Marius Lindback has made headlines in Norway for the past week, after the 21-year-old from Rælingen made some spectacular ski jumps during the annual competition in the Alps known as Hoppuka. The 21-year-old almost ended up winning the top prize and claimed to be thrilled with his second-place finish.
“I have practiced so much, training on both basic jumps and good technique,” Lindback told state broadcaster NRK as he tried to explain how he became of the comet of the competition. “I’m thrilled that I managed so many good jumps during the tournament. It means a lot.”
It also meant a lot to Norway’s entire national ski jumping team, which has been hit hard by injuries and, most seriously, by how former ski jumper and current team official Bjørn Einar Romøren is battling cancer and had to undergo chemotherapy as Hoppuka started. He’s fighting the biggest battle of them all.
“There have been so many challenges in the past year,” national team coach Alexander Stöckl told newspaper Aftenposten last week. “We have to stand together as a team and tackle each challenge.”
Clas Brede Bråthen, head of the Norwegian ski federation’s ski jumping division, was already jubilant when Lindvik landed beautifully last Thursday and soared to the top of the standings while in Innsbruck. Lindvik’s performance was viewed as a victory for the whole team, and then he kept on jumping well as the competition moved on to other venues before finally ending in Bischofshofen on Monday.

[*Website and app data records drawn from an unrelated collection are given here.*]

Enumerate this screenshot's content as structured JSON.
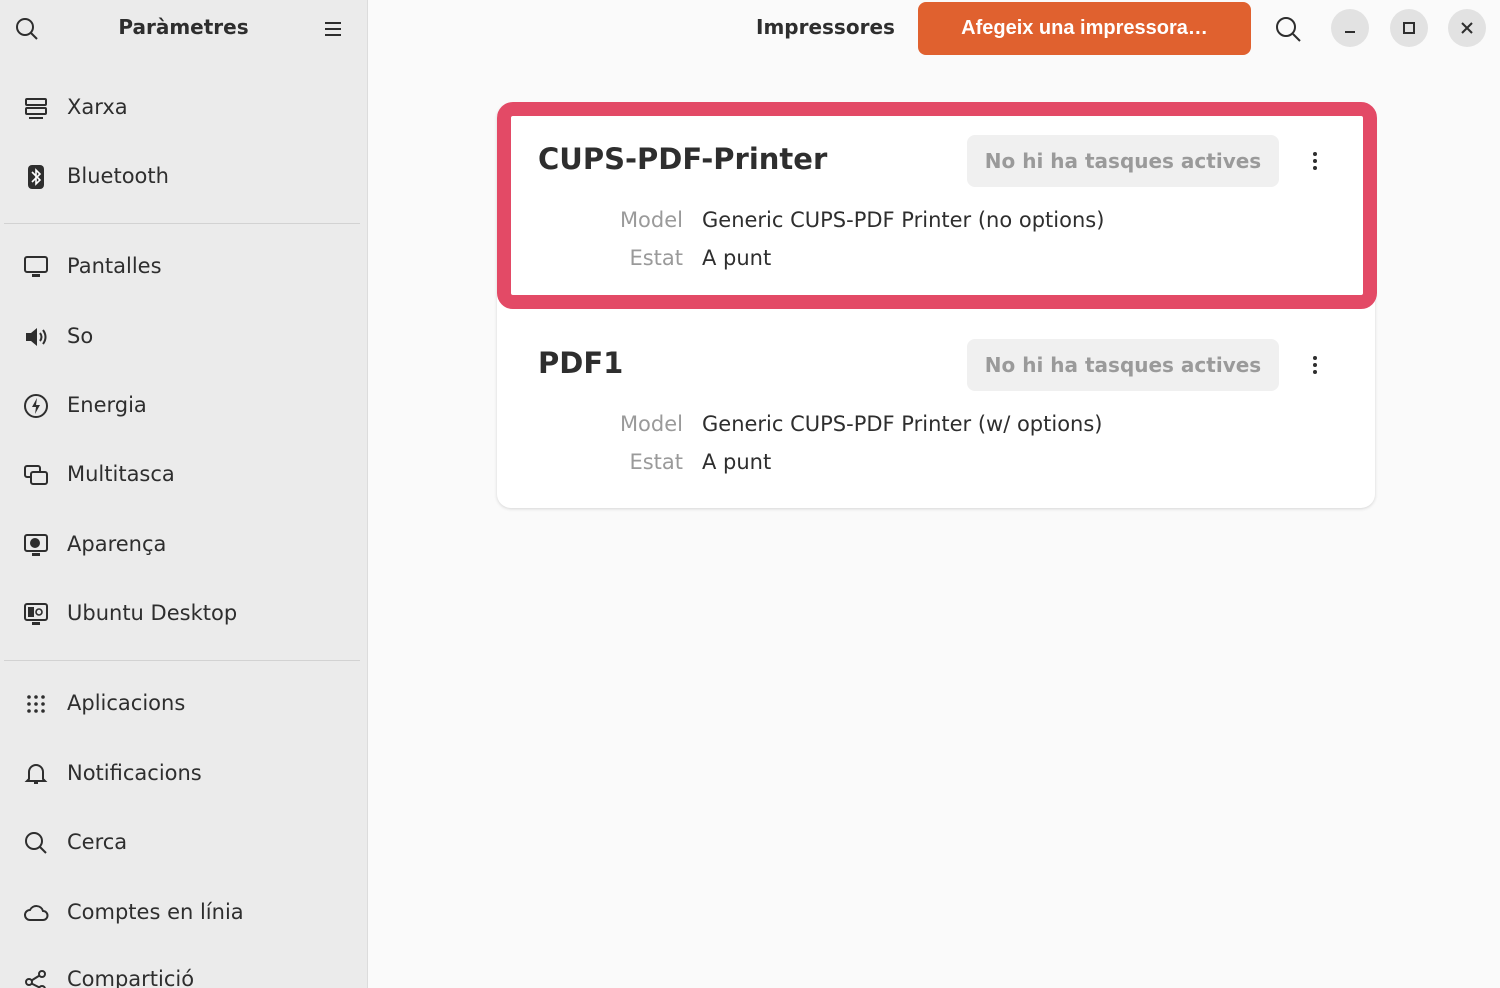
{
  "sidebar": {
    "title": "Paràmetres",
    "items": [
      {
        "label": "Xarxa",
        "icon": "network-icon"
      },
      {
        "label": "Bluetooth",
        "icon": "bluetooth-icon"
      },
      {
        "label": "Pantalles",
        "icon": "display-icon"
      },
      {
        "label": "So",
        "icon": "speaker-icon"
      },
      {
        "label": "Energia",
        "icon": "power-icon"
      },
      {
        "label": "Multitasca",
        "icon": "multitasking-icon"
      },
      {
        "label": "Aparença",
        "icon": "appearance-icon"
      },
      {
        "label": "Ubuntu Desktop",
        "icon": "ubuntu-desktop-icon"
      },
      {
        "label": "Aplicacions",
        "icon": "apps-grid-icon"
      },
      {
        "label": "Notificacions",
        "icon": "bell-icon"
      },
      {
        "label": "Cerca",
        "icon": "search-icon"
      },
      {
        "label": "Comptes en línia",
        "icon": "cloud-icon"
      },
      {
        "label": "Compartició",
        "icon": "share-icon"
      }
    ]
  },
  "header": {
    "title": "Impressores",
    "add_button": "Afegeix una impressora…"
  },
  "printers": [
    {
      "name": "CUPS-PDF-Printer",
      "jobs": "No hi ha tasques actives",
      "model_label": "Model",
      "model": "Generic CUPS-PDF Printer (no options)",
      "state_label": "Estat",
      "state": "A punt"
    },
    {
      "name": "PDF1",
      "jobs": "No hi ha tasques actives",
      "model_label": "Model",
      "model": "Generic CUPS-PDF Printer (w/ options)",
      "state_label": "Estat",
      "state": "A punt"
    }
  ],
  "colors": {
    "accent": "#e0612f",
    "highlight": "#e34a66"
  }
}
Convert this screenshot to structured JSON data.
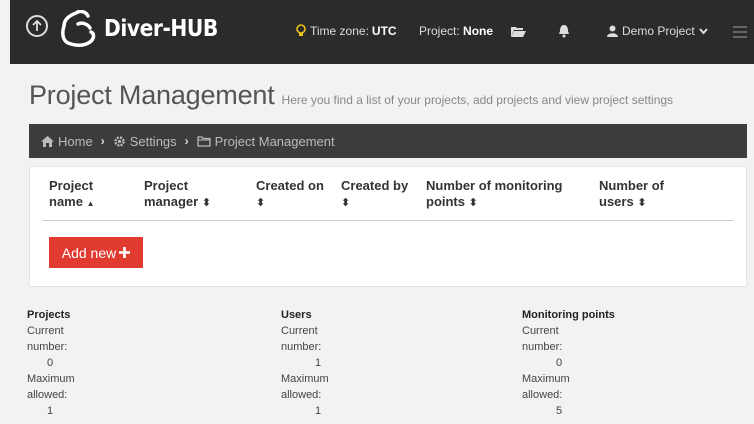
{
  "nav": {
    "app_name": "Diver-HUB",
    "timezone_label": "Time zone:",
    "timezone_value": "UTC",
    "project_label": "Project:",
    "project_value": "None",
    "user_label": "Demo Project"
  },
  "page": {
    "title": "Project Management",
    "subtitle": "Here you find a list of your projects, add projects and view project settings"
  },
  "breadcrumb": {
    "home": "Home",
    "settings": "Settings",
    "current": "Project Management"
  },
  "table": {
    "headers": [
      {
        "line1": "Project",
        "line2": "name",
        "sort": "▲"
      },
      {
        "line1": "Project",
        "line2": "manager",
        "sort": "⬍"
      },
      {
        "line1": "Created on",
        "line2": "",
        "sort": "⬍"
      },
      {
        "line1": "Created by",
        "line2": "",
        "sort": "⬍"
      },
      {
        "line1": "Number of monitoring",
        "line2": "points",
        "sort": "⬍"
      },
      {
        "line1": "Number of",
        "line2": "users",
        "sort": "⬍"
      }
    ],
    "add_button": "Add new"
  },
  "stats": [
    {
      "title": "Projects",
      "current_label_1": "Current",
      "current_label_2": "number:",
      "current_value": "0",
      "max_label_1": "Maximum",
      "max_label_2": "allowed:",
      "max_value": "1"
    },
    {
      "title": "Users",
      "current_label_1": "Current",
      "current_label_2": "number:",
      "current_value": "1",
      "max_label_1": "Maximum",
      "max_label_2": "allowed:",
      "max_value": "1"
    },
    {
      "title": "Monitoring points",
      "current_label_1": "Current",
      "current_label_2": "number:",
      "current_value": "0",
      "max_label_1": "Maximum",
      "max_label_2": "allowed:",
      "max_value": "5"
    }
  ],
  "colors": {
    "navbar": "#2b2b2b",
    "breadcrumb": "#3c3c3c",
    "accent_red": "#e03a31",
    "lightbulb": "#f0c419"
  },
  "icons": [
    "upload-icon",
    "logo-icon",
    "lightbulb-icon",
    "folder-open-icon",
    "bell-icon",
    "user-icon",
    "chevron-down-icon",
    "hamburger-icon",
    "home-icon",
    "gear-icon",
    "folder-icon",
    "plus-icon"
  ]
}
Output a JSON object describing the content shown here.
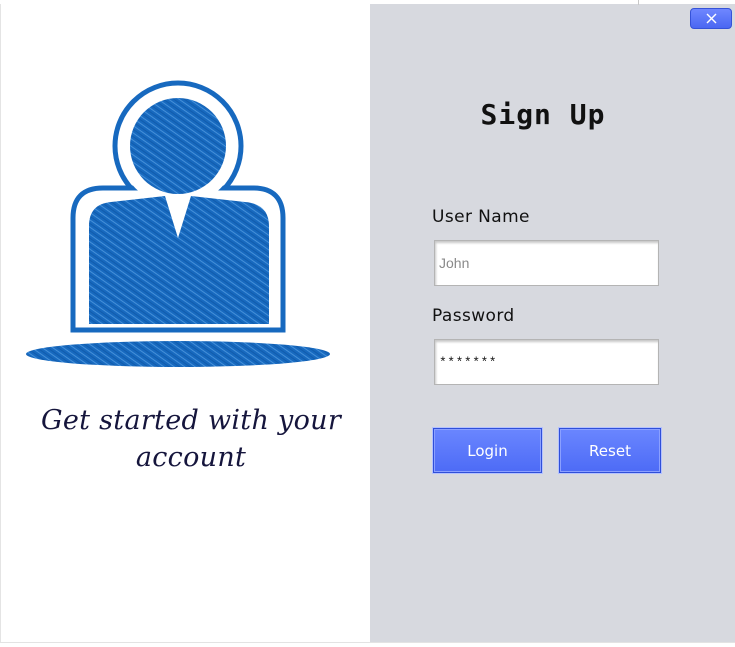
{
  "left_panel": {
    "tagline_line1": "Get started with your",
    "tagline_line2": "account",
    "avatar_icon": "user-silhouette-icon",
    "accent_color": "#1769bf"
  },
  "window": {
    "close_icon": "close-icon"
  },
  "form": {
    "title": "Sign Up",
    "username_label": "User Name",
    "username_placeholder": "John",
    "password_label": "Password",
    "password_value": "*******",
    "login_label": "Login",
    "reset_label": "Reset",
    "button_color": "#5070f8",
    "panel_color": "#d7d9df"
  }
}
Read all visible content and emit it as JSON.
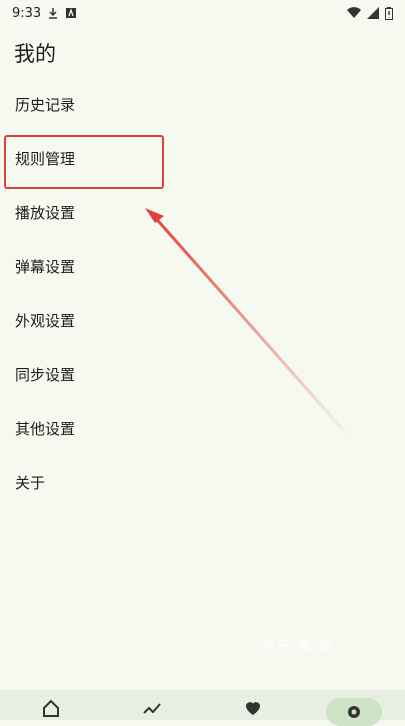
{
  "status": {
    "time": "9:33"
  },
  "page": {
    "title": "我的"
  },
  "menu": [
    {
      "label": "历史记录"
    },
    {
      "label": "规则管理"
    },
    {
      "label": "播放设置"
    },
    {
      "label": "弹幕设置"
    },
    {
      "label": "外观设置"
    },
    {
      "label": "同步设置"
    },
    {
      "label": "其他设置"
    },
    {
      "label": "关于"
    }
  ],
  "watermark": "乐乐 看 家",
  "colors": {
    "background": "#f6f9ef",
    "highlight": "#e0403a",
    "nav_active": "#cfe3c7"
  },
  "bottom_nav": [
    {
      "icon": "home-icon"
    },
    {
      "icon": "trending-icon"
    },
    {
      "icon": "heart-icon"
    },
    {
      "icon": "settings-icon",
      "active": true
    }
  ]
}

Lindvik ended in third place on the last day of the tournament, with jumps of 139- and 137 meters. Dawid Kubacki of Poland was best, however, at 143 meters, followed by Karl Geiger of Tyskland at 140 meters after the first round. In the end, however, Lindvik’s jumps and points left him edging out Geiger and winding up second in the overall tournament standings behind Kubacki.
It remains Norway’s best presentation since Anders Jacobsen did the same at Hoppuka in the 2012-2013 season. Now the rest of the team is keen to learn from the junior Lindvik.
“This is what I get up every morning to do, every single day, to become the world’s best ski jumper,” Lindvik told NRK. “I guess you can call this a breakthrough.”